A Stanley Cup for Hossa? No, Sir
Gorman, Kevin, Tribune-Review/Pittsburgh Tribune-Review
DETROIT -- Marian Hossa swears he has no regrets.
The high-priced right wing stood by that, even after he watched his former team beat his current one and hoist the Stanley Cup. Even after he claimed that he left the Penguins for the Detroit Red Wings because the defending NHL champions gave him "the best chance to win the Cup."
"That's life," Hossa said after the Penguins' 2-1 Game 7 victory over the Red Wings on Friday night at Joe Louis Arena. "You have to move on. That's a great life experience. Sometimes, it's a tough pill to swallow, but there's another year."

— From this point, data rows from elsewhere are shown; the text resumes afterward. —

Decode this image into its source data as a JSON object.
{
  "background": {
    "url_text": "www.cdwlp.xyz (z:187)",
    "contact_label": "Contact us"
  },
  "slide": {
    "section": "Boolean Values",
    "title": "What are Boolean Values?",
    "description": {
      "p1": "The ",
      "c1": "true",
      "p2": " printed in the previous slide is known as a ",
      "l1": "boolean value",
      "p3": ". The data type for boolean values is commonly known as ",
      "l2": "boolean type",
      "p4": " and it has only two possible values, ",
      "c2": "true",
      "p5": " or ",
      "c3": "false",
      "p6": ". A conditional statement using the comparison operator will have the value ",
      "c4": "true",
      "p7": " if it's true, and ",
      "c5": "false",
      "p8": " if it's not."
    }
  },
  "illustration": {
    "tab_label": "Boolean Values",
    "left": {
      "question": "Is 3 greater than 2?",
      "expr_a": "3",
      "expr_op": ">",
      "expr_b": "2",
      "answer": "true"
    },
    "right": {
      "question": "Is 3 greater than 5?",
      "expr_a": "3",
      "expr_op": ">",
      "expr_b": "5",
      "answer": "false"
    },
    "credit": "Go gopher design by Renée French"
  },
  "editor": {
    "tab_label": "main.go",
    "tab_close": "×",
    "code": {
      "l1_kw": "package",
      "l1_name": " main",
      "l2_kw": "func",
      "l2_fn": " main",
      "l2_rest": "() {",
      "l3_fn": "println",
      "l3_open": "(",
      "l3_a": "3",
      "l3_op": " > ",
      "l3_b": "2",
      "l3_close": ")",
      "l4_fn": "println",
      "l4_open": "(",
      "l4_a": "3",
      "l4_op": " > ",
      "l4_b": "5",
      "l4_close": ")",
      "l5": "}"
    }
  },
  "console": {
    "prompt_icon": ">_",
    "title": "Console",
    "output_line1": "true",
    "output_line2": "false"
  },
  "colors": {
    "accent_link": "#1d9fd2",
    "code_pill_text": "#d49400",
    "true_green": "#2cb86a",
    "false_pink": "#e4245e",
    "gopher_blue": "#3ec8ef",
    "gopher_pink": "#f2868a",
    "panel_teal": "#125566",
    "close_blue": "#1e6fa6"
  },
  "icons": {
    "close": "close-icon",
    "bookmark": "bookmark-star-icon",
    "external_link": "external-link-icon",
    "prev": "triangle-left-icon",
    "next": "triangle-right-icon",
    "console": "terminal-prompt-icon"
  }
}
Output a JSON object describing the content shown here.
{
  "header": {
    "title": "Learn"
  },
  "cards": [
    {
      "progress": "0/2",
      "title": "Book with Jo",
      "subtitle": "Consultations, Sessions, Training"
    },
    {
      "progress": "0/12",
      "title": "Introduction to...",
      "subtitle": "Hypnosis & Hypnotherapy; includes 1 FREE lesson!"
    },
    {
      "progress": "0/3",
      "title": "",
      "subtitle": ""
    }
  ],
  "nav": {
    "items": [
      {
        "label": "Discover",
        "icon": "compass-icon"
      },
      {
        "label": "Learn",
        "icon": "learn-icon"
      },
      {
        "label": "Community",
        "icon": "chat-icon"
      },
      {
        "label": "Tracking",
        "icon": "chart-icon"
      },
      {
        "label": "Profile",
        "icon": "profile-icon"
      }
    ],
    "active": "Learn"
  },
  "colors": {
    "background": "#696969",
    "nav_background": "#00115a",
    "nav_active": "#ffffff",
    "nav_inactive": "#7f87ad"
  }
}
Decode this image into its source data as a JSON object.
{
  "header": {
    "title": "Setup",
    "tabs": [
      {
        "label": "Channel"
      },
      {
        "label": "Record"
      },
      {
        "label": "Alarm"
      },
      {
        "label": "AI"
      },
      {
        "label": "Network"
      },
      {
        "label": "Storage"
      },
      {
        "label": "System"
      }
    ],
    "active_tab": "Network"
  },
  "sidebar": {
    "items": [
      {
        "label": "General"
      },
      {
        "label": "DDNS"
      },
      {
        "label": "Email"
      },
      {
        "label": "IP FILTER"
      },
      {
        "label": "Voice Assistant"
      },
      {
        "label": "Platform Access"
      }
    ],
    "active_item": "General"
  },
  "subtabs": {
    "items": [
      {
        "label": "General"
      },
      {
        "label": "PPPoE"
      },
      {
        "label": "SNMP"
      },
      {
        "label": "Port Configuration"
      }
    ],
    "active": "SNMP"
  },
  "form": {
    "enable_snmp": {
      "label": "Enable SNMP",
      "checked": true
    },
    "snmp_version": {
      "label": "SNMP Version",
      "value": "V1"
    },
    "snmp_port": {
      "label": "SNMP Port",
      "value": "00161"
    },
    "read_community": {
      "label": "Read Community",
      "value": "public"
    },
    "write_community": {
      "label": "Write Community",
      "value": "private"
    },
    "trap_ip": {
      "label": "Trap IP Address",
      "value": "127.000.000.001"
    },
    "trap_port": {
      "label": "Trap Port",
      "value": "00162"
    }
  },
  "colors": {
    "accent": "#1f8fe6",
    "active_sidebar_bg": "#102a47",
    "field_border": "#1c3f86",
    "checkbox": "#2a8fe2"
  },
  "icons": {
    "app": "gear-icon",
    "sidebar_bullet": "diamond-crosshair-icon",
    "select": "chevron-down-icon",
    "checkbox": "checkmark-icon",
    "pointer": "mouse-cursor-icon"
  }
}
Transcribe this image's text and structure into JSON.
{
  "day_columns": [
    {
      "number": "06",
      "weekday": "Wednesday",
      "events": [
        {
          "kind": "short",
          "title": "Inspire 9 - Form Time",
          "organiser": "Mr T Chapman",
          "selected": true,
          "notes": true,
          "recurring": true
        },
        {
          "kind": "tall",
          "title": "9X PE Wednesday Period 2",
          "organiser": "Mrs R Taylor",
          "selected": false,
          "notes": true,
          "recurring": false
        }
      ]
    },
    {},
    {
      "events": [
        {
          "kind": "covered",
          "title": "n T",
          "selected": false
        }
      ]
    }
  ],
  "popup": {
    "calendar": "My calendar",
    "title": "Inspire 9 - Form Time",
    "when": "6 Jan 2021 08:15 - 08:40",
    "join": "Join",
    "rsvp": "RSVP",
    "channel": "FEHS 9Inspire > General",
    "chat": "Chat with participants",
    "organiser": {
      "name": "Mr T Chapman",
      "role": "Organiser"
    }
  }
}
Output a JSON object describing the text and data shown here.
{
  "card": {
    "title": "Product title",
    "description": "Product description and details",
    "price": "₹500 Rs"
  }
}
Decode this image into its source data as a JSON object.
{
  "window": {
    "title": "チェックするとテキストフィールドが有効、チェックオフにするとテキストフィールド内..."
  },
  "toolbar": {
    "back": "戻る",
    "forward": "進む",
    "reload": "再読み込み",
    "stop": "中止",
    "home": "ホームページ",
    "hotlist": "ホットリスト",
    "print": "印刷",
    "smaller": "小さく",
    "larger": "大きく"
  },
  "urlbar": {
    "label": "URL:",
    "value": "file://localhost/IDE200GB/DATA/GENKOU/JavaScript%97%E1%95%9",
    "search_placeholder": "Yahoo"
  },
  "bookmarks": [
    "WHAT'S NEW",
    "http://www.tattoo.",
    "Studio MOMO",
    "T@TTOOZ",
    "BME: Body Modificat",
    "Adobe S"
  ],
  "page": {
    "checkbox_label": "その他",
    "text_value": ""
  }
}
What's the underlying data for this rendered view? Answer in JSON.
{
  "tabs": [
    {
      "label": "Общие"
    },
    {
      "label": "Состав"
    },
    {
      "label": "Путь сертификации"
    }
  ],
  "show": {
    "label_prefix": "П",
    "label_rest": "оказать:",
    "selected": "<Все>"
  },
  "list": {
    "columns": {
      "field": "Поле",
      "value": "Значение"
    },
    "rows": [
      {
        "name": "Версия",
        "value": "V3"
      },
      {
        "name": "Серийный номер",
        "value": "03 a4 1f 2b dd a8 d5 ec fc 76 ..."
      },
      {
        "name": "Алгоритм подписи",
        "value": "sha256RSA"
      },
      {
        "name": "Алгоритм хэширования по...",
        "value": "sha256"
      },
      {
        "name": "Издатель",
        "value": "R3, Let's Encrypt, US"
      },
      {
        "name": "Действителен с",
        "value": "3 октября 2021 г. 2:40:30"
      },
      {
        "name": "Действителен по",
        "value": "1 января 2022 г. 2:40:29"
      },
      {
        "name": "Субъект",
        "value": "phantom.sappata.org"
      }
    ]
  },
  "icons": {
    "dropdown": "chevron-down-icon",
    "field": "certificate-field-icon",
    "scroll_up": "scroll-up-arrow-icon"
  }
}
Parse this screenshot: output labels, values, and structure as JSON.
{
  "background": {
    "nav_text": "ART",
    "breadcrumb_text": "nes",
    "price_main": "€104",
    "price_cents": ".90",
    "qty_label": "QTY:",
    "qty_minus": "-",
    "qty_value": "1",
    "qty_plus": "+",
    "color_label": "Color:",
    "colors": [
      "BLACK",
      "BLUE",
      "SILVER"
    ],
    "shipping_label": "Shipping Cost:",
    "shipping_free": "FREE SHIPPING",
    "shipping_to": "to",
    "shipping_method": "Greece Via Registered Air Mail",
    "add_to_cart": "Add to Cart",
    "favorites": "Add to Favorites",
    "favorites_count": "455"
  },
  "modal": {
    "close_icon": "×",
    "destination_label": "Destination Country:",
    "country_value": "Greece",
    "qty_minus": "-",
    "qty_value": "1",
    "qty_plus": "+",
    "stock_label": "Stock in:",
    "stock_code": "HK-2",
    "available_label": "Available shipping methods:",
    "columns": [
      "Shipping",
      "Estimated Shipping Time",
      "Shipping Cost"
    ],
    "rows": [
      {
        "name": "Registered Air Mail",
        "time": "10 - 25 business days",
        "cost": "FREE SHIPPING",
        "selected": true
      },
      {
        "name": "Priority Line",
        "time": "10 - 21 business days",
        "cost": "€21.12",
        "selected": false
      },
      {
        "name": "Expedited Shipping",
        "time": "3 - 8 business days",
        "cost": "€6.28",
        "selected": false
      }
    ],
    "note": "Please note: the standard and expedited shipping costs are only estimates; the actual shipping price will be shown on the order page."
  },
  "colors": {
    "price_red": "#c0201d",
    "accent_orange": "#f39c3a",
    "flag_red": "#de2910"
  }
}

What left a bitter taste in Hossa's mouth was how he came up empty in the Cup Final. He took 23 shots on net but finished without a goal and registered only three assists for the series.
"Whether you like it or not, that's lots of pressure," Hossa said. "When the pressure is on, you learn how to handle it. It's squeezing you. That's a pretty tough one. I tried to battle hard, but I couldn't get anything done offensively."
That's not what the Red Wings expected from Hossa, not after he scored six goals and 26 points for the Penguins in the 2008 Stanley Cup playoffs. Not after he turned down a reported seven-year, $50 million offer from the Penguins to instead sign a one-year, $7.45 million deal with the Red Wings last summer, claiming they gave him "the best chance to win the Cup." And certainly not after he scored 40 goals and 71 points in the regular season for the Red Wings and added six goals in the first three rounds of the playoffs.
"It's hard on him, too, being in the situation that he was in and everything around it," Red Wings captain Nicklas Lidstrom said, "but I thought he did a heck of a job this year for us and in the playoffs, too. …